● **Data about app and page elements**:
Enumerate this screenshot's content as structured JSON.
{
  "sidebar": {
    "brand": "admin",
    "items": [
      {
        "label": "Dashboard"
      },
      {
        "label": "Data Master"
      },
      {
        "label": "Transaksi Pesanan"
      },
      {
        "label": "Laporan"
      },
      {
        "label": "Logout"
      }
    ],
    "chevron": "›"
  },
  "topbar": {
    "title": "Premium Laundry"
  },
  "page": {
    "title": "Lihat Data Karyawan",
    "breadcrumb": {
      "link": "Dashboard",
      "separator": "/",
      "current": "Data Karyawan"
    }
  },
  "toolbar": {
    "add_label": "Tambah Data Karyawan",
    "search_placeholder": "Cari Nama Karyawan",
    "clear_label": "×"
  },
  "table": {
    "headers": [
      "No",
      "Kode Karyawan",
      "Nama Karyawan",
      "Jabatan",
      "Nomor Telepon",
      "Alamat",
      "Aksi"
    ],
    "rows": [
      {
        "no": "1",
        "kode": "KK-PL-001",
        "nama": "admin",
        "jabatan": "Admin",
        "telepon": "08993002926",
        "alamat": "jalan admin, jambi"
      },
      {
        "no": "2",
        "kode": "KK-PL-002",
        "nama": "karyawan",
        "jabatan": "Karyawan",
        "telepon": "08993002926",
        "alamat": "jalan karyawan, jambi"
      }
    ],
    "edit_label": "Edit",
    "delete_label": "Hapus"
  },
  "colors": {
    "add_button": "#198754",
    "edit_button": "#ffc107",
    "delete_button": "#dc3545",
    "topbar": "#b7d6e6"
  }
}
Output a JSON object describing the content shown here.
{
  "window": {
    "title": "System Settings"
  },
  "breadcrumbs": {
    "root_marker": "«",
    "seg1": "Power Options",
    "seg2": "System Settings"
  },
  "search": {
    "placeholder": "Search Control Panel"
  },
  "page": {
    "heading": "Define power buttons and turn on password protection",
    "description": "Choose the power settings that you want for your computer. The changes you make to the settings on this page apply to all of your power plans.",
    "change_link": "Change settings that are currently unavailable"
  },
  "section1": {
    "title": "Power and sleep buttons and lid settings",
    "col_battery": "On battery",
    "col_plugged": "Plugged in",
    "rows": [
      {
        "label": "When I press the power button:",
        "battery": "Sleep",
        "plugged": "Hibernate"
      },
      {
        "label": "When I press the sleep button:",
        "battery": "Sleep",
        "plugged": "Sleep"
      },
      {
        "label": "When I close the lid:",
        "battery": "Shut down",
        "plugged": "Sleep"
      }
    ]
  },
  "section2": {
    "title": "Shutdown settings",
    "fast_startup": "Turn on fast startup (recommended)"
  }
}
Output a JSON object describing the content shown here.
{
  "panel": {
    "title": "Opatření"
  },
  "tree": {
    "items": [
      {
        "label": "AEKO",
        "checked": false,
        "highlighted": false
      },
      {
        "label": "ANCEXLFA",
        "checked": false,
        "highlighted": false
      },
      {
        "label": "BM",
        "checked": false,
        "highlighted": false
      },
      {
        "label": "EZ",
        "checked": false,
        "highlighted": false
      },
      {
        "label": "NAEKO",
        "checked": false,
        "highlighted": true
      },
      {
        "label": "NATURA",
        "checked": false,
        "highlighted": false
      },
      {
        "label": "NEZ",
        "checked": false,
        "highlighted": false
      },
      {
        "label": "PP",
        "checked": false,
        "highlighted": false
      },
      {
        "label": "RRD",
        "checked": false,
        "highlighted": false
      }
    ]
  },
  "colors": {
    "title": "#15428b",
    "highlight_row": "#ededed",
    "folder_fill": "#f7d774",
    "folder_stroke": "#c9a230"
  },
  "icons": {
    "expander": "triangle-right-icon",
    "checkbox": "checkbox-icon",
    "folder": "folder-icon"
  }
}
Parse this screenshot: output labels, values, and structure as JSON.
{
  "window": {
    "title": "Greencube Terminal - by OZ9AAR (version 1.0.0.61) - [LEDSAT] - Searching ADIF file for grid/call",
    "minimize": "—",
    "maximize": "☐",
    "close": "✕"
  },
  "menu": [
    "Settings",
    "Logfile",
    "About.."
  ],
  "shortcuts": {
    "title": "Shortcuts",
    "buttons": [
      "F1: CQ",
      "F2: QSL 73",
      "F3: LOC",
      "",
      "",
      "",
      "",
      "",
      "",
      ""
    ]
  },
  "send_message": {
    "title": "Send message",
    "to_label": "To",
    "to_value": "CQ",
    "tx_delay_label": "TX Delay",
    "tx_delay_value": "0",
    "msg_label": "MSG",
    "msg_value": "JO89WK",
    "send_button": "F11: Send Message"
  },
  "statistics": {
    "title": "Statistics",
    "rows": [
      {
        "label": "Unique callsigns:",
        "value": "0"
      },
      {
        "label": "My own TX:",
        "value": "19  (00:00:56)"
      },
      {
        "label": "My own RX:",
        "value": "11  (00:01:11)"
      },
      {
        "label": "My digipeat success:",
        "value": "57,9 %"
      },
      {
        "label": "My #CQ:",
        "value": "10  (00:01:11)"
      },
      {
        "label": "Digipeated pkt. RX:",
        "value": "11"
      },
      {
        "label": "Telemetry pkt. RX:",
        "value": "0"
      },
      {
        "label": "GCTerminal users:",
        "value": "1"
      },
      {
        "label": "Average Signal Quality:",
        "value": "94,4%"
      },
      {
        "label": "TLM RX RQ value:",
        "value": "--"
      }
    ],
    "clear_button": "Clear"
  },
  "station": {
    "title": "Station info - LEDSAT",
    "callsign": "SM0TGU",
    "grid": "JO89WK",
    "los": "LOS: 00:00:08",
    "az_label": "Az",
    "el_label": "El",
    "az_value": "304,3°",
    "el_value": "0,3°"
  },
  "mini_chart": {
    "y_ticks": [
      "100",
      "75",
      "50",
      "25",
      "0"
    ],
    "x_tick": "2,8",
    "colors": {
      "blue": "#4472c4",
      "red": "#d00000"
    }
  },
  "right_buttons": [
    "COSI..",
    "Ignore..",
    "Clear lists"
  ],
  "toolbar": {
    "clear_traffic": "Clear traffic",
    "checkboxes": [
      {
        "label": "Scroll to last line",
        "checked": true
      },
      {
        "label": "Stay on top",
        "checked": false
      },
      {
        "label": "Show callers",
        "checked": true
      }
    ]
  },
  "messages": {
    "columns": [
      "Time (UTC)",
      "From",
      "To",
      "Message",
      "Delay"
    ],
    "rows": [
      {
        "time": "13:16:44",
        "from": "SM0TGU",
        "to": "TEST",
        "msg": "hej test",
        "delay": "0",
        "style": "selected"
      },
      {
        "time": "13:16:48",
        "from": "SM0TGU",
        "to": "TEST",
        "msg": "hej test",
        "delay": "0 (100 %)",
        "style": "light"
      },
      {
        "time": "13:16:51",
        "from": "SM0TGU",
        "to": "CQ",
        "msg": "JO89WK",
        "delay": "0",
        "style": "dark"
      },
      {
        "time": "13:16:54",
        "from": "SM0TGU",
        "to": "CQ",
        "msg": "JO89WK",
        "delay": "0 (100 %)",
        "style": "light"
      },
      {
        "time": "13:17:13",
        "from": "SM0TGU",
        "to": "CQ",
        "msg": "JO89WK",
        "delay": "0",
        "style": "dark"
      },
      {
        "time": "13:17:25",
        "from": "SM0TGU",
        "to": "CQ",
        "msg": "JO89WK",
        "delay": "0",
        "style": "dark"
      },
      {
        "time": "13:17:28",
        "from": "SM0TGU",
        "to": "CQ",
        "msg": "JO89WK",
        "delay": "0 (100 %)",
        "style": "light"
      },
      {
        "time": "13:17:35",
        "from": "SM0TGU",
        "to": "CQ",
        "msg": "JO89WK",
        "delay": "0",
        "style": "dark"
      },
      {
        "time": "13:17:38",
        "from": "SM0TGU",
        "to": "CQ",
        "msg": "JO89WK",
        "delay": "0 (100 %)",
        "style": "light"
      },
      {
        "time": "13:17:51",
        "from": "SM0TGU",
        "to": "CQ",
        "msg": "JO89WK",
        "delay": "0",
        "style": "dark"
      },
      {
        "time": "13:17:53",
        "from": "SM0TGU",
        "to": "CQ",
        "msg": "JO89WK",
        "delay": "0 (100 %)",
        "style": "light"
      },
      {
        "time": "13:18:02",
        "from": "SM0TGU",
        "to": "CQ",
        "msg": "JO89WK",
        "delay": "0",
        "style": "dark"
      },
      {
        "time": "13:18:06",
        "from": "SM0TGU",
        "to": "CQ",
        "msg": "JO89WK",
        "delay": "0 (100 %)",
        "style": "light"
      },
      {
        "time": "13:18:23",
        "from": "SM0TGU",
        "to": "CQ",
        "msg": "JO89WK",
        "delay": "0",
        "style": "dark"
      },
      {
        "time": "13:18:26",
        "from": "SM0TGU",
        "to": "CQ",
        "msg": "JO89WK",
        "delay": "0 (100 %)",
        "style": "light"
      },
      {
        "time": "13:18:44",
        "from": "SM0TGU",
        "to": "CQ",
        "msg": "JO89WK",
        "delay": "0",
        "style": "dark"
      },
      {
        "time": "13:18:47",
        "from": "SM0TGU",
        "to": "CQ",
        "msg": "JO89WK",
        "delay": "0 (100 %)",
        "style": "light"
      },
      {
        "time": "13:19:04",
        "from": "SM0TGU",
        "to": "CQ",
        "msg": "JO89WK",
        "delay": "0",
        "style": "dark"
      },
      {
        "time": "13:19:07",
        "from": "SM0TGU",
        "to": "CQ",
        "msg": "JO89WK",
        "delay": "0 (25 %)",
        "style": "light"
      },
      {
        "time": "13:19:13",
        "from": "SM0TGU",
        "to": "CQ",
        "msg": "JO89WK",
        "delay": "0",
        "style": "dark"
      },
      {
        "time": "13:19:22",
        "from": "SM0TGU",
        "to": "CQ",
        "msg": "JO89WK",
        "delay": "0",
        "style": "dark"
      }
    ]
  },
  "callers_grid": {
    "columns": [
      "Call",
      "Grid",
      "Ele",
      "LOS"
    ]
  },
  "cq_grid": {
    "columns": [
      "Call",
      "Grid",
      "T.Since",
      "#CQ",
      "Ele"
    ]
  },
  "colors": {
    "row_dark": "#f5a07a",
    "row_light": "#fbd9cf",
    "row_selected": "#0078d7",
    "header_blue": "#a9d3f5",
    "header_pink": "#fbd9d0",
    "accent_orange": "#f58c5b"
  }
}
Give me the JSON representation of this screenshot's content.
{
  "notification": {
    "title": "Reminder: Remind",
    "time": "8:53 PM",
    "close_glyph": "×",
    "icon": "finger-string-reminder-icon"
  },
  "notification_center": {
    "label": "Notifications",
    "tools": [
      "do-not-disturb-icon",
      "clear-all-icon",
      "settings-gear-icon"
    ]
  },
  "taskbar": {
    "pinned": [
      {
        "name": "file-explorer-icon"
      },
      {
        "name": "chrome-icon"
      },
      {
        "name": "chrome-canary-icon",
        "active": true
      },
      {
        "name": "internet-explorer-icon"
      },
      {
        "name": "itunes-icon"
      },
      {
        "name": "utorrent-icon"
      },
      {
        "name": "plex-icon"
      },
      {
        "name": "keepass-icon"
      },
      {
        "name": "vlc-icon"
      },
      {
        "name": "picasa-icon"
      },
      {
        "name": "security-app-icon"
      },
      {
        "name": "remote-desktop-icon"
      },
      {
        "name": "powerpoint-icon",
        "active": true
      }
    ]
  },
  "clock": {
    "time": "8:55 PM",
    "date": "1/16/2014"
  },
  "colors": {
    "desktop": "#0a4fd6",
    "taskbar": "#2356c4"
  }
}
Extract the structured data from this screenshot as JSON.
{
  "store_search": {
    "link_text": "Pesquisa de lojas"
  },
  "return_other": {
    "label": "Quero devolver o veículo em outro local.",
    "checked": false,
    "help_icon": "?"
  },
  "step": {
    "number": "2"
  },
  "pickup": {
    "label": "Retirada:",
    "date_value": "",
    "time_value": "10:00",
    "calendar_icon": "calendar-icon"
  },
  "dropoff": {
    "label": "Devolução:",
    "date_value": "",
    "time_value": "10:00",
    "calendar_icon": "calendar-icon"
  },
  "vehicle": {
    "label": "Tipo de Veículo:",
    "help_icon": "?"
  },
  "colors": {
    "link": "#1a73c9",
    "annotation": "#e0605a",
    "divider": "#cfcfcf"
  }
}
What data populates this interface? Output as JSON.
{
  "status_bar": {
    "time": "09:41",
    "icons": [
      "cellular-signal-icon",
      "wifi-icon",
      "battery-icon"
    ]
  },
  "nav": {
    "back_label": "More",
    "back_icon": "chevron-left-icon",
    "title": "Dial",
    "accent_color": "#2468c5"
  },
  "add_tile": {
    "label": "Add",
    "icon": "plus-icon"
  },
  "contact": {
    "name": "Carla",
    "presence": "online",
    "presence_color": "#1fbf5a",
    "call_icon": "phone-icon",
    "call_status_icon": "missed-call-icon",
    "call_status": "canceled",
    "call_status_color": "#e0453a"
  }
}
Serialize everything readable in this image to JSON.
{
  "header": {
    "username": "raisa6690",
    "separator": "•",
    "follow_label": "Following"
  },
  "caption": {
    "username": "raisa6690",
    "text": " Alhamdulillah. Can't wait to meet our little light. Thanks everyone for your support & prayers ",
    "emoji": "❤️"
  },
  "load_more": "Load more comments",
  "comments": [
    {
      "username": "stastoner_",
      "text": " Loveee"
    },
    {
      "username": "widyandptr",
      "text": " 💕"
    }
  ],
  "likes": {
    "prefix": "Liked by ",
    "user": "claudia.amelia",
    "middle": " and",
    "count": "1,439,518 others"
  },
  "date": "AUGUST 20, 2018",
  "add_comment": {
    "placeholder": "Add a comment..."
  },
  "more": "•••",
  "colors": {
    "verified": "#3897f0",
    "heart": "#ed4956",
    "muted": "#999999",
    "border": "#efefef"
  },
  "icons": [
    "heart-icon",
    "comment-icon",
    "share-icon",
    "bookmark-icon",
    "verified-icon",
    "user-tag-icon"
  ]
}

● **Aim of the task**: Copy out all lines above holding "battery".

● **Task output**:
    "col_battery": "On battery",
        "battery": "Sleep",
        "battery": "Sleep",
        "battery": "Shut down",
      "battery-icon"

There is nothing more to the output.